What follows is a revealing portrait of a woman asserting her right to be herself – Vita habitually denied she was a feminist, but a believer in human rights. As a member of the bohemian, ostensibly free-thinking Bloomsbury set, and Virginia Woolf’s lover (along with Violet Trefusis and others), Vita was intent on showing how society oppressed and constrained women and their individuality, and how the institution of marriage precluded most women from expressing their true selves. Lady Slane had longed to be an artist, but marriage to Henry meant that she never once painted. She had a role to play as his decorative ‘appendage’, his obedient wife – this is the only life for which women like her were ‘formed, dressed, bedizened, educated…safeguarded, kept in the dark, hinted at, segregated, repressed, all that at a given moment they may be delivered, or may deliver their daughters over, to Minister to a Man’.

Victoria Glendinning, in an astute and intelligent Introduction, considers the weaknesses in this portrayal. Why make Lady Slane so intellectually dim, so feminine? Her argument is compelling.

The newly liberated old woman’s life in Hampstead is amusingly told, with some engagingly eccentric characters – including a long-forgotten old flame who turns up unexpectedly, reminding her of what she once glimpsed but foreswore in her radiant, unquestioning youth – and some lively, sparkling prose. It’s hard to believe that home-educated Vita saw herself, like Lady Slane, as a rather stupid and limited writer beside the glittering Virginia Woolf.

Take this, for example: Lady Slane’s landlord, the delightfully strange Mr Bucktrout, has taken a liking to her – he’s refused to rent out his house for decades, but recognises in her a kindred spirit; he’s even taken to giving her little presents, and is one of the few people she’ll allow to visit. She thinks of his small, thoughtful gestures of attentiveness, comparing them favourably with the empty manners of polite society:

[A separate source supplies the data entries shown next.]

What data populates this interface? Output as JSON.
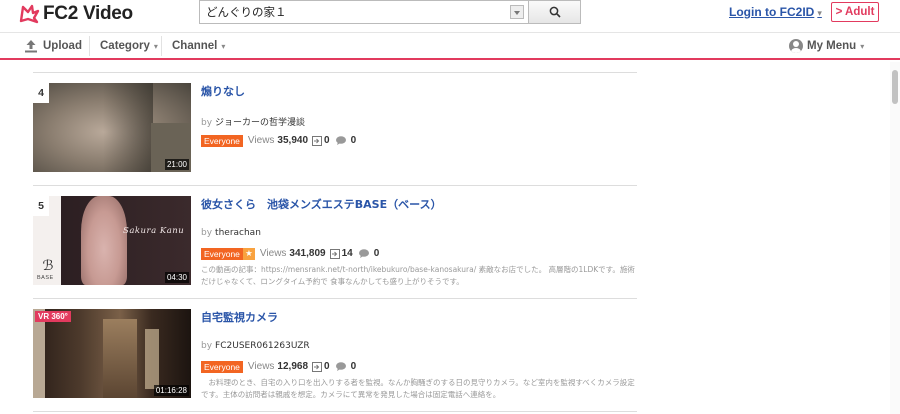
{
  "header": {
    "brand": "FC2 Video",
    "search": {
      "value": "どんぐりの家１"
    },
    "login_label": "Login to FC2ID",
    "login_caret": "▾",
    "adult_label": "> Adult"
  },
  "nav": {
    "upload": "Upload",
    "category": "Category",
    "channel": "Channel",
    "my_menu": "My Menu",
    "caret": "▾"
  },
  "colors": {
    "accent": "#e23a5e",
    "link": "#2a55a8",
    "badge": "#f26522",
    "badge_star": "#f9a23f"
  },
  "videos": [
    {
      "rank": "4",
      "duration": "21:00",
      "title": "煽りなし",
      "by_label": "by",
      "user": "ジョーカーの哲学漫談",
      "rating": "Everyone",
      "views_label": "Views",
      "views": "35,940",
      "clips": "0",
      "comments": "0",
      "description": ""
    },
    {
      "rank": "5",
      "duration": "04:30",
      "thumb_text": "Sakura Kanu",
      "thumb_logo": "BASE",
      "title": "彼女さくら　池袋メンズエステBASE（ベース）",
      "by_label": "by",
      "user": "therachan",
      "rating": "Everyone",
      "rating_star": "★",
      "views_label": "Views",
      "views": "341,809",
      "clips": "14",
      "comments": "0",
      "description": "この動画の記事：https://mensrank.net/t-north/ikebukuro/base-kanosakura/ 素敵なお店でした。 高層階の1LDKです。施術だけじゃなくて、ロングタイム予約で 食事なんかしても盛り上がりそうです。"
    },
    {
      "vr": "VR 360°",
      "duration": "01:16:28",
      "title": "自宅監視カメラ",
      "by_label": "by",
      "user": "FC2USER061263UZR",
      "rating": "Everyone",
      "views_label": "Views",
      "views": "12,968",
      "clips": "0",
      "comments": "0",
      "description": "　お料理のとき、自宅の入り口を出入りする者を監視。なんか胸騒ぎのする日の見守りカメラ。など室内を監視すべくカメラ設定です。主体の訪問者は親戚を想定。カメラにて異常を発見した場合は固定電話へ連絡を。"
    }
  ]
}
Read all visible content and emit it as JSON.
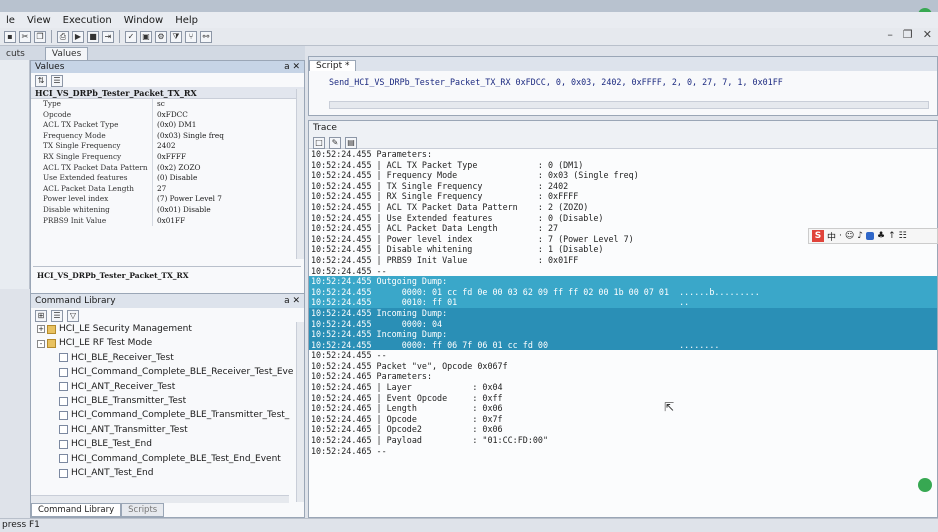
{
  "menu": [
    "le",
    "View",
    "Execution",
    "Window",
    "Help"
  ],
  "left_tabs": [
    "cuts",
    "Values"
  ],
  "values_panel": {
    "title": "Values",
    "group": "HCI_VS_DRPb_Tester_Packet_TX_RX",
    "rows": [
      {
        "key": "Type",
        "value": "sc"
      },
      {
        "key": "Opcode",
        "value": "0xFDCC"
      },
      {
        "key": "ACL TX Packet Type",
        "value": "(0x0) DM1"
      },
      {
        "key": "Frequency Mode",
        "value": "(0x03) Single freq"
      },
      {
        "key": "TX Single Frequency",
        "value": "2402"
      },
      {
        "key": "RX Single Frequency",
        "value": "0xFFFF"
      },
      {
        "key": "ACL TX Packet Data Pattern",
        "value": "(0x2) ZOZO"
      },
      {
        "key": "Use Extended features",
        "value": "(0) Disable"
      },
      {
        "key": "ACL Packet Data Length",
        "value": "27"
      },
      {
        "key": "Power level index",
        "value": "(7) Power Level 7"
      },
      {
        "key": "Disable whitening",
        "value": "(0x01) Disable"
      },
      {
        "key": "PRBS9 Init Value",
        "value": "0x01FF"
      }
    ],
    "description": "HCI_VS_DRPb_Tester_Packet_TX_RX"
  },
  "command_library": {
    "title": "Command Library",
    "items": [
      {
        "label": "HCI_LE Security Management",
        "kind": "folder",
        "expander": "+",
        "indent": 0
      },
      {
        "label": "HCI_LE RF Test Mode",
        "kind": "folder",
        "expander": "-",
        "indent": 0
      },
      {
        "label": "HCI_BLE_Receiver_Test",
        "kind": "cmd",
        "indent": 1
      },
      {
        "label": "HCI_Command_Complete_BLE_Receiver_Test_Eve",
        "kind": "cmd",
        "indent": 1
      },
      {
        "label": "HCI_ANT_Receiver_Test",
        "kind": "cmd",
        "indent": 1
      },
      {
        "label": "HCI_BLE_Transmitter_Test",
        "kind": "cmd",
        "indent": 1
      },
      {
        "label": "HCI_Command_Complete_BLE_Transmitter_Test_",
        "kind": "cmd",
        "indent": 1
      },
      {
        "label": "HCI_ANT_Transmitter_Test",
        "kind": "cmd",
        "indent": 1
      },
      {
        "label": "HCI_BLE_Test_End",
        "kind": "cmd",
        "indent": 1
      },
      {
        "label": "HCI_Command_Complete_BLE_Test_End_Event",
        "kind": "cmd",
        "indent": 1
      },
      {
        "label": "HCI_ANT_Test_End",
        "kind": "cmd",
        "indent": 1
      }
    ],
    "tabs": [
      "Command Library",
      "Scripts"
    ]
  },
  "script": {
    "tab": "Script *",
    "line": "Send_HCI_VS_DRPb_Tester_Packet_TX_RX 0xFDCC, 0, 0x03, 2402, 0xFFFF, 2, 0, 27, 7, 1, 0x01FF"
  },
  "trace": {
    "title": "Trace",
    "lines": [
      {
        "text": "10:52:24.455 Parameters:",
        "hl": ""
      },
      {
        "text": "10:52:24.455 | ACL TX Packet Type            : 0 (DM1)",
        "hl": ""
      },
      {
        "text": "10:52:24.455 | Frequency Mode                : 0x03 (Single freq)",
        "hl": ""
      },
      {
        "text": "10:52:24.455 | TX Single Frequency           : 2402",
        "hl": ""
      },
      {
        "text": "10:52:24.455 | RX Single Frequency           : 0xFFFF",
        "hl": ""
      },
      {
        "text": "10:52:24.455 | ACL TX Packet Data Pattern    : 2 (ZOZO)",
        "hl": ""
      },
      {
        "text": "10:52:24.455 | Use Extended features         : 0 (Disable)",
        "hl": ""
      },
      {
        "text": "10:52:24.455 | ACL Packet Data Length        : 27",
        "hl": ""
      },
      {
        "text": "10:52:24.455 | Power level index             : 7 (Power Level 7)",
        "hl": ""
      },
      {
        "text": "10:52:24.455 | Disable whitening             : 1 (Disable)",
        "hl": ""
      },
      {
        "text": "10:52:24.455 | PRBS9 Init Value              : 0x01FF",
        "hl": ""
      },
      {
        "text": "10:52:24.455 --",
        "hl": ""
      },
      {
        "text": "10:52:24.455 Outgoing Dump:",
        "hl": "hl"
      },
      {
        "text": "10:52:24.455      0000: 01 cc fd 0e 00 03 62 09 ff ff 02 00 1b 00 07 01  ......b.........",
        "hl": "hl"
      },
      {
        "text": "10:52:24.455      0010: ff 01                                            ..",
        "hl": "hl"
      },
      {
        "text": "10:52:24.455 Incoming Dump:",
        "hl": "hl2"
      },
      {
        "text": "10:52:24.455      0000: 04",
        "hl": "hl2"
      },
      {
        "text": "10:52:24.455 Incoming Dump:",
        "hl": "hl2"
      },
      {
        "text": "10:52:24.455      0000: ff 06 7f 06 01 cc fd 00                          ........",
        "hl": "hl2"
      },
      {
        "text": "10:52:24.455 --",
        "hl": ""
      },
      {
        "text": "10:52:24.455 Packet \"ve\", Opcode 0x067f",
        "hl": ""
      },
      {
        "text": "10:52:24.465 Parameters:",
        "hl": ""
      },
      {
        "text": "10:52:24.465 | Layer            : 0x04",
        "hl": ""
      },
      {
        "text": "10:52:24.465 | Event Opcode     : 0xff",
        "hl": ""
      },
      {
        "text": "10:52:24.465 | Length           : 0x06",
        "hl": ""
      },
      {
        "text": "10:52:24.465 | Opcode           : 0x7f",
        "hl": ""
      },
      {
        "text": "10:52:24.465 | Opcode2          : 0x06",
        "hl": ""
      },
      {
        "text": "10:52:24.465 | Payload          : \"01:CC:FD:00\"",
        "hl": ""
      },
      {
        "text": "10:52:24.465 --",
        "hl": ""
      }
    ]
  },
  "ime": {
    "logo": "S",
    "label": "中"
  },
  "status": "press F1",
  "colors": {
    "highlight": "#3aa7c9",
    "highlight_dark": "#2a8fb6",
    "ime_logo": "#e0433a"
  }
}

Courtesy ceased to be blankly artificial, when prompted by real esteem; it became, simply, one of the decent, veiling graces; a formula by which a profounder feeling might be conveyed.

She remembers a flock of yellow and white butterflies that once accompanied her and her husband as they crossed the Persian desert together, in a passage too long to quote here, but which is a beautiful, fragile image of the life she glimpsed but was unable to enter into. As the man says who once locked eyes and souls with her in India, and then left her life:

Face it, Lady Slane. Your children, your husband, your splendour, were nothing but obstacles that kept you from yourself. They were what you chose to substitute for your real vocation. You were too young, I suppose, to know any better, but when you chose that life you sinned against the light.

Men do kill women, he concludes. Henry had ‘cheated her of her chosen life’, she reflects on another occasion, but had offered her another, an ‘ample life’, but one ‘pressed up close against her own nursery’. He’d substituted his life and interests, or their children’s, for her own. ‘It had never occurred to him that she might prefer simply to be herself.’

Vita can write (ok, maybe not sustained over every page), and needn’t have felt inadequate when compared with the better fiction of her famous lover; I’d have liked to quote more examples to support my case, and realise I’ve focused here on the novel’s themes and moral, rather than on the style. I’d be interested to know if I’m alone in admiring it – despite its unevenness. She is indeed a lesser talent, less serious, ambitious and experimental, less important in the annals of literature, perhaps, than the author of Orlando, whose protagonist is based on Vita; but there’s some fine writing in this heartfelt novel, even though it flags about halfway through.